Web page and app entries
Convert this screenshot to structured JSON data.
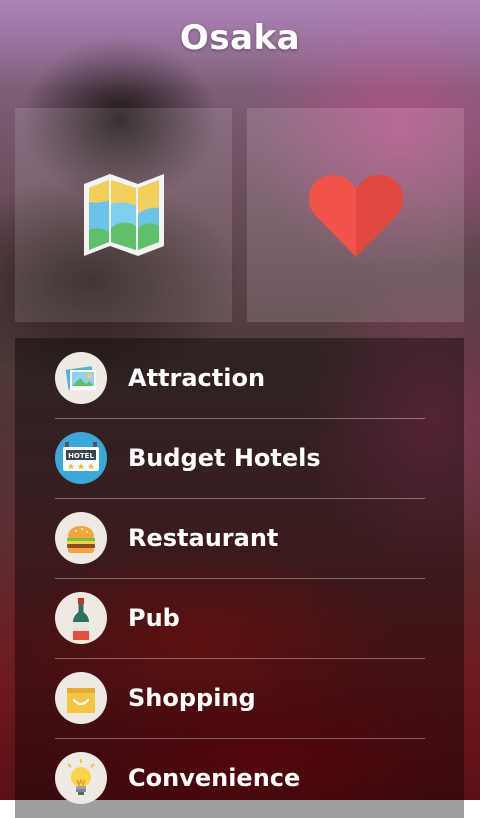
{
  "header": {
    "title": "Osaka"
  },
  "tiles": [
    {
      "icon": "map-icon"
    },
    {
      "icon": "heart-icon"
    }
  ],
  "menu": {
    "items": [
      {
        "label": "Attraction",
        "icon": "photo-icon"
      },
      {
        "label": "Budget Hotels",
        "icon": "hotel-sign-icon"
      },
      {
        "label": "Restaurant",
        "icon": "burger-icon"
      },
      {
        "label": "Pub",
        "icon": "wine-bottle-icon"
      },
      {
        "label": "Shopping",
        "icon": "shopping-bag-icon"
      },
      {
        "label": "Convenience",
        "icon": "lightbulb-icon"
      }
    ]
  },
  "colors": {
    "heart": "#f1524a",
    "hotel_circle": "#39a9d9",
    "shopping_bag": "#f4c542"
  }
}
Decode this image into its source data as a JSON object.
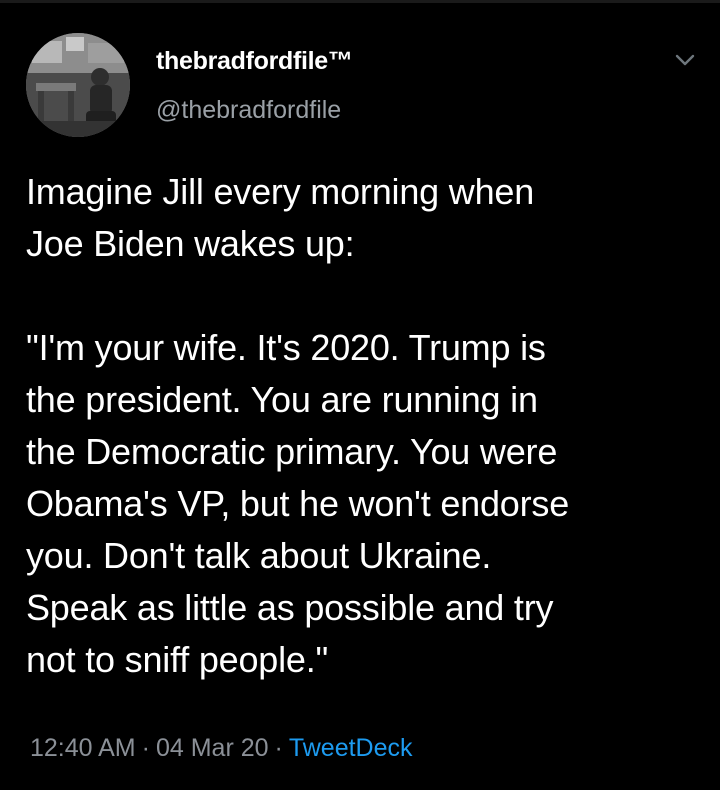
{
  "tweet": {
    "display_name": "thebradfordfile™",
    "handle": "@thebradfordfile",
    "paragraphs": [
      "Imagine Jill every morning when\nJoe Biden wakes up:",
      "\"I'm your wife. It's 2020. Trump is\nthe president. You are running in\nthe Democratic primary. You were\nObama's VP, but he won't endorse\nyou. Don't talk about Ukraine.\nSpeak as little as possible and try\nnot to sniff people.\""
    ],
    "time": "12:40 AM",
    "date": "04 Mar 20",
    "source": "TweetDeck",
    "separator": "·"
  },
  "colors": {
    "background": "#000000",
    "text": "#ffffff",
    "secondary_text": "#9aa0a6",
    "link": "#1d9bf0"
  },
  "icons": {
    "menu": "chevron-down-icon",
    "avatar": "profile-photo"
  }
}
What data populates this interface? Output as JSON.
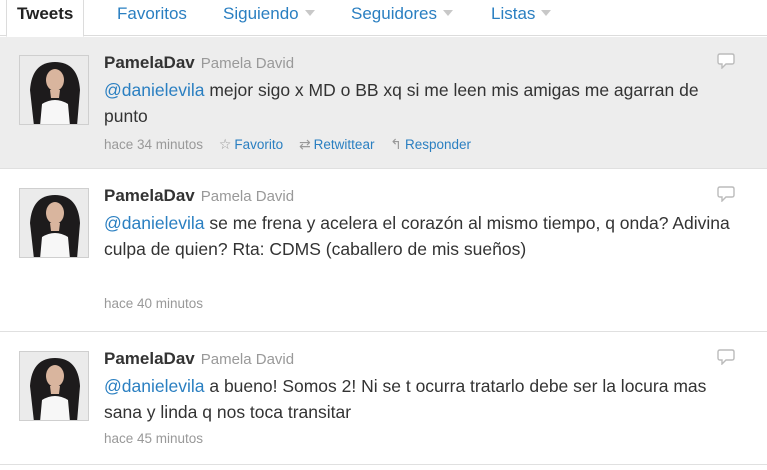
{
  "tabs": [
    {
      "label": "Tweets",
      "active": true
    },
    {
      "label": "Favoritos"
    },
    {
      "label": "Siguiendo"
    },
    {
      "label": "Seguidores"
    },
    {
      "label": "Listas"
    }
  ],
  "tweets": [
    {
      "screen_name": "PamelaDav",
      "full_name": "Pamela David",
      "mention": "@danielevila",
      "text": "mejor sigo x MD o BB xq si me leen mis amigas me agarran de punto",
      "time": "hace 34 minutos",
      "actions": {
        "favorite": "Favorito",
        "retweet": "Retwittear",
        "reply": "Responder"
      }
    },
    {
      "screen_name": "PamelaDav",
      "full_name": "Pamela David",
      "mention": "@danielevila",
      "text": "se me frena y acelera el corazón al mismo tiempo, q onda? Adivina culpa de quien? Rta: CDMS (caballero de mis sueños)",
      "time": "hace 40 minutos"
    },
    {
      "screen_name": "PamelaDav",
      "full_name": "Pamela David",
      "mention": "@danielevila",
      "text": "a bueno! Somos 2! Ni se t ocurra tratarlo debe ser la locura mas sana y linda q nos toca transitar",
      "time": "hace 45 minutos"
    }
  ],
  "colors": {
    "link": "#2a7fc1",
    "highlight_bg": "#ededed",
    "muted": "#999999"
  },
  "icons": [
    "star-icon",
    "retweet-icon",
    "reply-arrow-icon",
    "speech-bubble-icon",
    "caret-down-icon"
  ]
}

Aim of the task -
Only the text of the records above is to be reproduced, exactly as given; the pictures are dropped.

Solved problem -
Convert this screenshot to structured JSON data.
{
  "header": {
    "title": "Osaka"
  },
  "tiles": [
    {
      "icon": "map-icon"
    },
    {
      "icon": "heart-icon"
    }
  ],
  "menu": {
    "items": [
      {
        "label": "Attraction",
        "icon": "photo-icon"
      },
      {
        "label": "Budget Hotels",
        "icon": "hotel-sign-icon"
      },
      {
        "label": "Restaurant",
        "icon": "burger-icon"
      },
      {
        "label": "Pub",
        "icon": "wine-bottle-icon"
      },
      {
        "label": "Shopping",
        "icon": "shopping-bag-icon"
      },
      {
        "label": "Convenience",
        "icon": "lightbulb-icon"
      }
    ]
  },
  "colors": {
    "heart": "#f1524a",
    "hotel_circle": "#39a9d9",
    "shopping_bag": "#f4c542"
  }
}
Decode this image into its source data as a JSON object.
{
  "tweet": {
    "display_name": "thebradfordfile™",
    "handle": "@thebradfordfile",
    "paragraphs": [
      "Imagine Jill every morning when\nJoe Biden wakes up:",
      "\"I'm your wife. It's 2020. Trump is\nthe president. You are running in\nthe Democratic primary. You were\nObama's VP, but he won't endorse\nyou. Don't talk about Ukraine.\nSpeak as little as possible and try\nnot to sniff people.\""
    ],
    "time": "12:40 AM",
    "date": "04 Mar 20",
    "source": "TweetDeck",
    "separator": "·"
  },
  "colors": {
    "background": "#000000",
    "text": "#ffffff",
    "secondary_text": "#9aa0a6",
    "link": "#1d9bf0"
  },
  "icons": {
    "menu": "chevron-down-icon",
    "avatar": "profile-photo"
  }
}
What data populates this interface? Output as JSON.
{
  "tabs": [
    {
      "label": "Tweets",
      "active": true
    },
    {
      "label": "Favoritos"
    },
    {
      "label": "Siguiendo"
    },
    {
      "label": "Seguidores"
    },
    {
      "label": "Listas"
    }
  ],
  "tweets": [
    {
      "screen_name": "PamelaDav",
      "full_name": "Pamela David",
      "mention": "@danielevila",
      "text": "mejor sigo x MD o BB xq si me leen mis amigas me agarran de punto",
      "time": "hace 34 minutos",
      "actions": {
        "favorite": "Favorito",
        "retweet": "Retwittear",
        "reply": "Responder"
      }
    },
    {
      "screen_name": "PamelaDav",
      "full_name": "Pamela David",
      "mention": "@danielevila",
      "text": "se me frena y acelera el corazón al mismo tiempo, q onda? Adivina culpa de quien? Rta: CDMS (caballero de mis sueños)",
      "time": "hace 40 minutos"
    },
    {
      "screen_name": "PamelaDav",
      "full_name": "Pamela David",
      "mention": "@danielevila",
      "text": "a bueno! Somos 2! Ni se t ocurra tratarlo debe ser la locura mas sana y linda q nos toca transitar",
      "time": "hace 45 minutos"
    }
  ],
  "colors": {
    "link": "#2a7fc1",
    "highlight_bg": "#ededed",
    "muted": "#999999"
  },
  "icons": [
    "star-icon",
    "retweet-icon",
    "reply-arrow-icon",
    "speech-bubble-icon",
    "caret-down-icon"
  ]
}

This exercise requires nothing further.